Figuring out how enzymes dramatically speed up chemical reactions in cells is a step closer, after work by researchers at Waikato and Bristol Universities.
Waikato’s Professor Vic Arcus and Dr Erica Prentice have been the experimental half of a collaboration with colleagues doing computational analysis in Bristol. The New Zealand work has been funded by a Marsden grant.
A leading physicist once said that, in principle, biology can be explained by understanding the ‘wiggling and jiggling’ of atoms, and the researchers have been examining how that movement changes during biological catalysis - the process of speeding up crucial chemical reactions inside and outside cells.
For the first time, the research links the enzyme’s dance or motion (in atomic detail) directly to the optimal temperature for the reaction. It could eventually lead to designing better biocatalysts for use in industrial processes, such as the production of drugs. It could also help to develop more environmentally friendly biocatalysts, an area that is seen as becoming of increasing global importance.
The researchers also say the work helps to explain how organisms can evolve to live at different temperatures. The subject is at the heart of what Professor Arcus says is a tremendous debate. “We all like working on one of life’s great mysteries, and this is definitely one of them.”
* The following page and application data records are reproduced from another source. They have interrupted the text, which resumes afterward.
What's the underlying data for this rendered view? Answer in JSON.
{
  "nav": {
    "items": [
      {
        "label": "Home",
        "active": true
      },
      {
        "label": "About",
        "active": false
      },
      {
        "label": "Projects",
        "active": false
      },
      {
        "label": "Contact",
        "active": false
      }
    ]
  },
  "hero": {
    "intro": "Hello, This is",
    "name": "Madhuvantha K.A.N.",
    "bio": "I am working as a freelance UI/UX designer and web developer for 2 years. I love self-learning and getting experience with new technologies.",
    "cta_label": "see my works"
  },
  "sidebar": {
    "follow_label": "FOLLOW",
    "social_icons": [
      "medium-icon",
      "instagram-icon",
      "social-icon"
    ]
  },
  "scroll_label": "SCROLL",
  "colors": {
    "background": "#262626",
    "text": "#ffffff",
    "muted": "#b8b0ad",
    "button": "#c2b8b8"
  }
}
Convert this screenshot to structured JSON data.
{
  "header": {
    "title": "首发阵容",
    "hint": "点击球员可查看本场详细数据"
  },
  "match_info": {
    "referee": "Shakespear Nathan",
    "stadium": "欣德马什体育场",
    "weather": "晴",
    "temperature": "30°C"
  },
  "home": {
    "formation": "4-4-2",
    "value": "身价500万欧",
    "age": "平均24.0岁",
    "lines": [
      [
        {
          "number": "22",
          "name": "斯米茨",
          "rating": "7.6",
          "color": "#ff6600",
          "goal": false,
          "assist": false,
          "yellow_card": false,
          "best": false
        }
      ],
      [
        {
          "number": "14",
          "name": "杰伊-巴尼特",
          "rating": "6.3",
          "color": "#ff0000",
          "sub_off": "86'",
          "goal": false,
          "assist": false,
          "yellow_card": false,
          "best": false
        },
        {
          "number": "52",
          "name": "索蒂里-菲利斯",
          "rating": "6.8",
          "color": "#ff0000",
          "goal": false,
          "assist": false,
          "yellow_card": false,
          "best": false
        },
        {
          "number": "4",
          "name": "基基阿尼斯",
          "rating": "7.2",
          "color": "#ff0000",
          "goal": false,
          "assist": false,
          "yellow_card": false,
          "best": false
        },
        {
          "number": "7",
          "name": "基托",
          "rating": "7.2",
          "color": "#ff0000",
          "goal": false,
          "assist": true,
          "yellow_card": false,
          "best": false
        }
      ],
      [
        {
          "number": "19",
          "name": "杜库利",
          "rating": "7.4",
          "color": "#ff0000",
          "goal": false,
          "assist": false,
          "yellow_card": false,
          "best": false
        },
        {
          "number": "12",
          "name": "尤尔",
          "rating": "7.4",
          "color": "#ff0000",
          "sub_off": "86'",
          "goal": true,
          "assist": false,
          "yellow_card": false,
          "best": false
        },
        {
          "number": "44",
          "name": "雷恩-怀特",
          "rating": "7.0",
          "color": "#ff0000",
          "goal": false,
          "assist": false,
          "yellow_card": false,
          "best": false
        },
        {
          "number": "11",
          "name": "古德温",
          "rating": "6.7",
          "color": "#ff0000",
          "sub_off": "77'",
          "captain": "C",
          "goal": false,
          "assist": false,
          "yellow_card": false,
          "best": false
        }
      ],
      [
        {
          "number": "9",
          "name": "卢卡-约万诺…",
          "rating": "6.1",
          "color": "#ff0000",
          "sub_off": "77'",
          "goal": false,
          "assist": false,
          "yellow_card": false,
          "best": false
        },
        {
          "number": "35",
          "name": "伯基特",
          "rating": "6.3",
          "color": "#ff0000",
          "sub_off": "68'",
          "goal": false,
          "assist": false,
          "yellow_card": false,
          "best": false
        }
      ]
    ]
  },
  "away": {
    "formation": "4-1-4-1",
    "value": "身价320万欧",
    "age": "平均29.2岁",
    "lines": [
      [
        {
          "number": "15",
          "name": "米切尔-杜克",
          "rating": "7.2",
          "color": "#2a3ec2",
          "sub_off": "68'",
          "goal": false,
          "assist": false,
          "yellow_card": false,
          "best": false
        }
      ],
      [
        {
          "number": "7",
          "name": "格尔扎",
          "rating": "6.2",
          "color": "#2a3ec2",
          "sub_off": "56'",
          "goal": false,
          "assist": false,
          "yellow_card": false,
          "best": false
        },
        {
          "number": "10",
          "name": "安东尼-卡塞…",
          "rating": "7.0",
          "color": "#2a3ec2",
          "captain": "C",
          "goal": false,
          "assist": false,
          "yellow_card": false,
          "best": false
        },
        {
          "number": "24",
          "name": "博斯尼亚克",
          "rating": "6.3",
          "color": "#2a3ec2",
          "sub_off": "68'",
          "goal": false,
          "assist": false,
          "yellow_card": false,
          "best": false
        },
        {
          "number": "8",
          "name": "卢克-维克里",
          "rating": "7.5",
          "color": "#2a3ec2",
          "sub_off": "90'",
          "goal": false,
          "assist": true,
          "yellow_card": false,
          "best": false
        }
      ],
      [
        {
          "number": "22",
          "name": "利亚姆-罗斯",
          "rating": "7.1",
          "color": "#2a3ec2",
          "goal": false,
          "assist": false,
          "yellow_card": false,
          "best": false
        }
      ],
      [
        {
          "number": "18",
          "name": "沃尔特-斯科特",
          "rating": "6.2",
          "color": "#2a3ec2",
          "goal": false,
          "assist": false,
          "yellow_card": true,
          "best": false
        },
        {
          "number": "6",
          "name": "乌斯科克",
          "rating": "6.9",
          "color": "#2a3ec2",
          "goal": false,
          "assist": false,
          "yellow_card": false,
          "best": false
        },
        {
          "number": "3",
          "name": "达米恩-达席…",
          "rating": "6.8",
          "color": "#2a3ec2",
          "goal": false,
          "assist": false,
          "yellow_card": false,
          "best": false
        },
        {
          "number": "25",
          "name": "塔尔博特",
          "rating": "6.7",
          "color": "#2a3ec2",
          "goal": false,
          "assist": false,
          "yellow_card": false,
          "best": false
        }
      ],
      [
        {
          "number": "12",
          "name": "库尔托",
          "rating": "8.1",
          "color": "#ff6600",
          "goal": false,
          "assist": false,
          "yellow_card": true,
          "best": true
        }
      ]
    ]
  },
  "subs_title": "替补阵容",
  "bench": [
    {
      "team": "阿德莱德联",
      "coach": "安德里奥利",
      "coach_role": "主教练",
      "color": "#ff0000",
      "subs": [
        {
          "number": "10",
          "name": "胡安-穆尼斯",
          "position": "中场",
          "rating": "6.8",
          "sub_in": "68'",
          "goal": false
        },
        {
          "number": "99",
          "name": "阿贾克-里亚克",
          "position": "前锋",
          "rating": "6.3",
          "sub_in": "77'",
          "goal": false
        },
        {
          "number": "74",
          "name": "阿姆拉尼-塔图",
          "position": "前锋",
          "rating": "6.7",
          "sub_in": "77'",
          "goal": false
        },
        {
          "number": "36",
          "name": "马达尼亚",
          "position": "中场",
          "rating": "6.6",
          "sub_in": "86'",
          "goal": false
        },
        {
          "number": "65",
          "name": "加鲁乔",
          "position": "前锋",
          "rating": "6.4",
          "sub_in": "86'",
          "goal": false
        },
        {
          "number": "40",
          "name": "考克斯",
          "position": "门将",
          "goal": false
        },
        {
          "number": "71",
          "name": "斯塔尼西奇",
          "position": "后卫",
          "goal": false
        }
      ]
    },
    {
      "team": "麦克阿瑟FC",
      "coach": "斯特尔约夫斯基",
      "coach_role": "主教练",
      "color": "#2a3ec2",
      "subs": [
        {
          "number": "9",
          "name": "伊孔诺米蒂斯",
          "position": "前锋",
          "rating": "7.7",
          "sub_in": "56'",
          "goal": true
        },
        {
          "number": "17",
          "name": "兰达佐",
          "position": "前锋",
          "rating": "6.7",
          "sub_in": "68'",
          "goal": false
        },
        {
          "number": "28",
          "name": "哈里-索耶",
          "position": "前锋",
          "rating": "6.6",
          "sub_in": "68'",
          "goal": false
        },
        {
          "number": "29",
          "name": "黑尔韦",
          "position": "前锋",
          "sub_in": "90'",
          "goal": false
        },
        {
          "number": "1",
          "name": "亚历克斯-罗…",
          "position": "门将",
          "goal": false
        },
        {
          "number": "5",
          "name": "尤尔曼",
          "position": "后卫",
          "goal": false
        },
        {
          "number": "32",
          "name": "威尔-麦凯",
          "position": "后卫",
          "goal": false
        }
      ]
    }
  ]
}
The research was part of Dr Prentice’s PhD, during which she spent time at Bristol University. She describes her work as examining molecular motions, how they function and how they contribute to catalysis. She is now using the research as the basis for the next step - trying to actually engineer an enzyme.